The book interrogates the assumption that evidence means the same thing to different people and in different contexts by exploring the various stories about COVID-19 and the values that make people believe in them. Ultimately, it is through narratives that knowledge about medical and other phenomena is communicated to others, enters the public sphere and provokes discussion, endorsement or disagreements.
Walter Fisher’s narrative paradigm, as expanded and updated in this book, provides us with a nuanced perspective on why people arrive at different decisions based on the same sources of evidence, and encourages us to acknowledge their reasons for doing so as rooted in different types of rationality, rather than dismissing them as irrational.
The book argues that we – especially in situations of crisis - need to
understand and empathize with other peoples’ stories and the values they encode;
assess these stories based on the universe in which these people live and the values they hold most dear; and
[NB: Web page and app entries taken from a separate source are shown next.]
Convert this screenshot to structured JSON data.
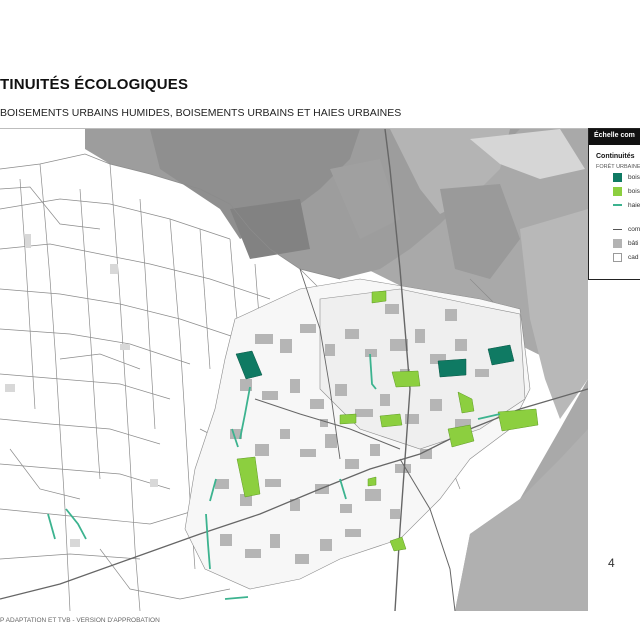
{
  "page": {
    "title": "TINUITÉS ÉCOLOGIQUES",
    "subtitle": "BOISEMENTS URBAINS HUMIDES, BOISEMENTS URBAINS ET HAIES URBAINES",
    "footer": "P ADAPTATION ET TVB - VERSION D'APPROBATION",
    "page_mark": "4"
  },
  "legend": {
    "scale_label": "Échelle com",
    "section_title": "Continuités",
    "group_label": "FORÊT URBAINE",
    "items": [
      {
        "label": "bois",
        "kind": "swatch",
        "color": "#0f7a63"
      },
      {
        "label": "bois",
        "kind": "swatch",
        "color": "#8ccf3f"
      },
      {
        "label": "haie",
        "kind": "line",
        "color": "#3cb38f"
      },
      {
        "label": "com",
        "kind": "line",
        "color": "#555555"
      },
      {
        "label": "bâti",
        "kind": "swatch",
        "color": "#b3b3b3"
      },
      {
        "label": "cad",
        "kind": "outline",
        "color": "#9a9a9a"
      }
    ]
  },
  "colors": {
    "wet_urban_woodland": "#0f7a63",
    "urban_woodland": "#8ccf3f",
    "urban_hedge": "#3cb38f",
    "aerial_background": "#a6a6a6",
    "building": "#b3b3b3"
  }
}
acknowledge the narrative coherence and credibility of people’s stories – even when these are in conflict with the rationality of science.